Instructions to follow: Whenever the string "Human" appears in a line below, please copy the line out.

The records:
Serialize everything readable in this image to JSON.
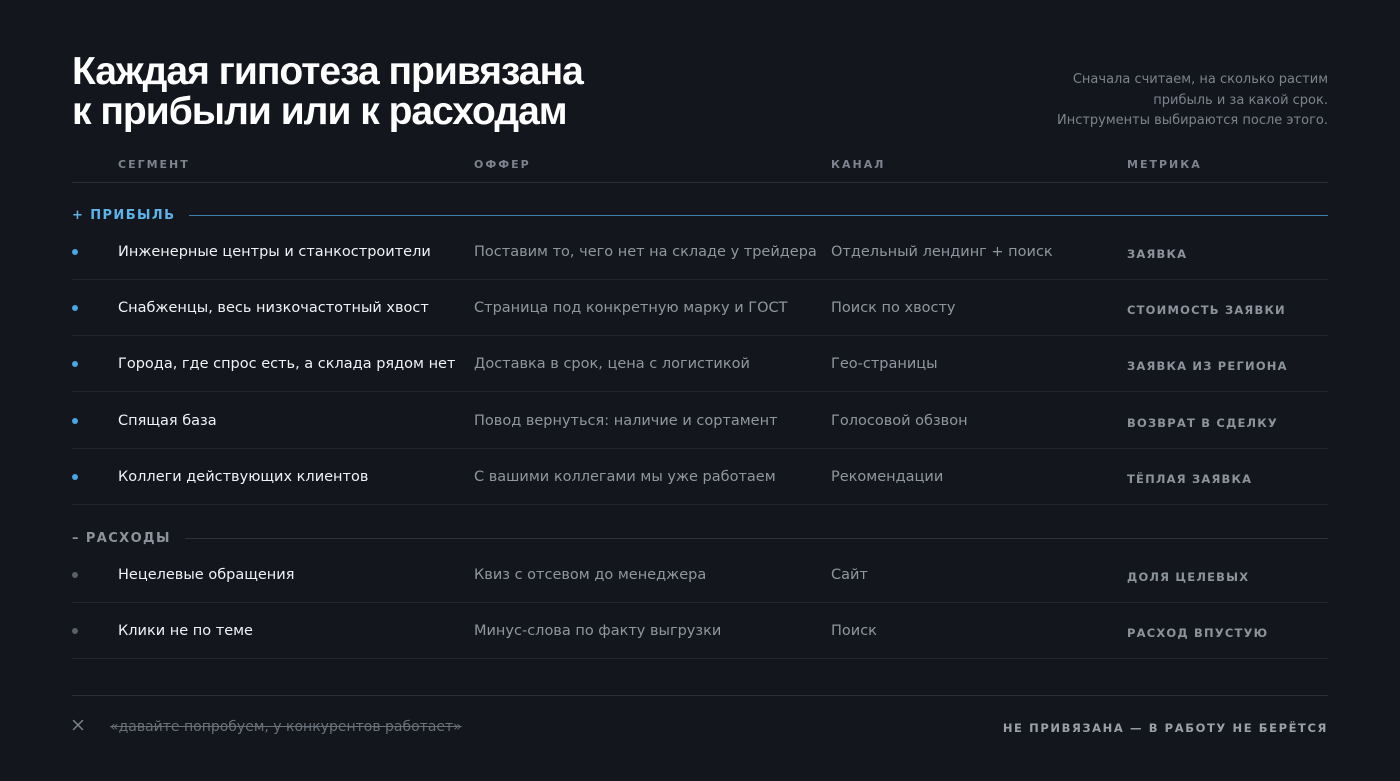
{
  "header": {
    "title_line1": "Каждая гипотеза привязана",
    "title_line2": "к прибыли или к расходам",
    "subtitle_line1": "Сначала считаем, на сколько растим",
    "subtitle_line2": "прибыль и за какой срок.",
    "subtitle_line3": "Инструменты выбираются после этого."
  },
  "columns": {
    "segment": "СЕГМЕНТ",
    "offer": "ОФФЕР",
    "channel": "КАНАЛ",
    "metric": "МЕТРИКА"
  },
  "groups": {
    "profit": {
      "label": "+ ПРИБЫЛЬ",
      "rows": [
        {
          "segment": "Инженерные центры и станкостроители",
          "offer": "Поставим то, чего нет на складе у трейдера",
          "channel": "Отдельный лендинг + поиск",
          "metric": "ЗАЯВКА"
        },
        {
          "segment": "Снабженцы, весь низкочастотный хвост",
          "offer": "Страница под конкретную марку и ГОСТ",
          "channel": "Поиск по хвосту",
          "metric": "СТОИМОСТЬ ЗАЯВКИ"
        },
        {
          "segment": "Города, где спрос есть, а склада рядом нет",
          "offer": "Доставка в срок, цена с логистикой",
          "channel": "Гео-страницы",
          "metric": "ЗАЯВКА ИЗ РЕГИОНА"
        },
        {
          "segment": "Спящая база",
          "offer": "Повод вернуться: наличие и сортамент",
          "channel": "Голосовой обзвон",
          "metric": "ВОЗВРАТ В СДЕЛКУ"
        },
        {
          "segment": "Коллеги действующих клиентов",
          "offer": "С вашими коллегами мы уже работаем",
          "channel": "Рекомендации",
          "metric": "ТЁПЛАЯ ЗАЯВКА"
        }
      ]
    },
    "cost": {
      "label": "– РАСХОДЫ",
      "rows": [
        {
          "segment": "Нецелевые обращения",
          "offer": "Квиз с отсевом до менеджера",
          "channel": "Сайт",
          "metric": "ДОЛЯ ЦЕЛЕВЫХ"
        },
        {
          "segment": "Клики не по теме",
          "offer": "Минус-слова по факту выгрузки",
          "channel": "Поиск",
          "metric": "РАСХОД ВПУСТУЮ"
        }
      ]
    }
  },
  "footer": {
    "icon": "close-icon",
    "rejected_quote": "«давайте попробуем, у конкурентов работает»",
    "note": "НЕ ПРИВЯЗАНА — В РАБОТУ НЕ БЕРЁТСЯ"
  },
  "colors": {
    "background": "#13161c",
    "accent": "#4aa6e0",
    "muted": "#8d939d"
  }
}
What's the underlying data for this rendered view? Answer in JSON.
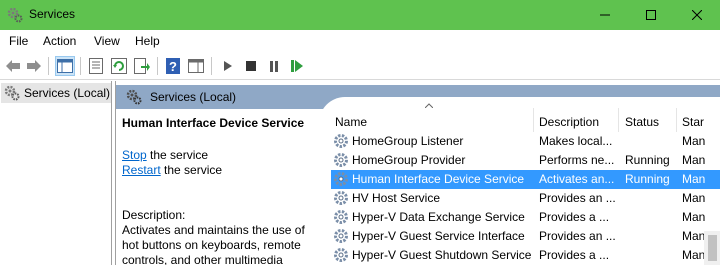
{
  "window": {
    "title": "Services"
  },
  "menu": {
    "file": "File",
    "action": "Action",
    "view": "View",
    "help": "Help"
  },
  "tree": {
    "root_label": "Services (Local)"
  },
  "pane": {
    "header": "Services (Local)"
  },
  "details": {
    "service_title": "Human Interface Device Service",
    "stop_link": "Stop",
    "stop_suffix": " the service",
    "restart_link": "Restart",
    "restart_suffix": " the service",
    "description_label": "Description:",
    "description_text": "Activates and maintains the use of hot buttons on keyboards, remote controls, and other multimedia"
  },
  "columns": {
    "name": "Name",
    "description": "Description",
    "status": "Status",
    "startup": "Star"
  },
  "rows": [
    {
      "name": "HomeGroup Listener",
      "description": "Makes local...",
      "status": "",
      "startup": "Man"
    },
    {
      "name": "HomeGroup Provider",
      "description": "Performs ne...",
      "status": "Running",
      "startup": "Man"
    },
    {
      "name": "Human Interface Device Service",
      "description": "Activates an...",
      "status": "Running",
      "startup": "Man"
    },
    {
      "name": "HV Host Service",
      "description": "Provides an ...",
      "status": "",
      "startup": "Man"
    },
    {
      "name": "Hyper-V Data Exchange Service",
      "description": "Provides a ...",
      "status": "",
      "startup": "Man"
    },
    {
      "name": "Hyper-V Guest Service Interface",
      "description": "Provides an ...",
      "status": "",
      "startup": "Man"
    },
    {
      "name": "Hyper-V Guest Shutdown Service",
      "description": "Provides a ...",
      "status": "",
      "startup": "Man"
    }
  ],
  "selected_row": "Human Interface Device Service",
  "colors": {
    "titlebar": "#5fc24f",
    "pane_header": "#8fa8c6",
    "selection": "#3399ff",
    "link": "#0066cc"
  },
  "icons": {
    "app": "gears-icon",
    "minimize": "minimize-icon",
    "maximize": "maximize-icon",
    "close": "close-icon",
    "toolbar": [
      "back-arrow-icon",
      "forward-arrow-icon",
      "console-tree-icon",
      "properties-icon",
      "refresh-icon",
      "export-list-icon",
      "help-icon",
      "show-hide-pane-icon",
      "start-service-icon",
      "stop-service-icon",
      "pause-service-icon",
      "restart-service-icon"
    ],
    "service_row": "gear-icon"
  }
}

Task solution:
    "service_title": "Human Interface Device Service",
      "name": "Human Interface Device Service",
  "selected_row": "Human Interface Device Service",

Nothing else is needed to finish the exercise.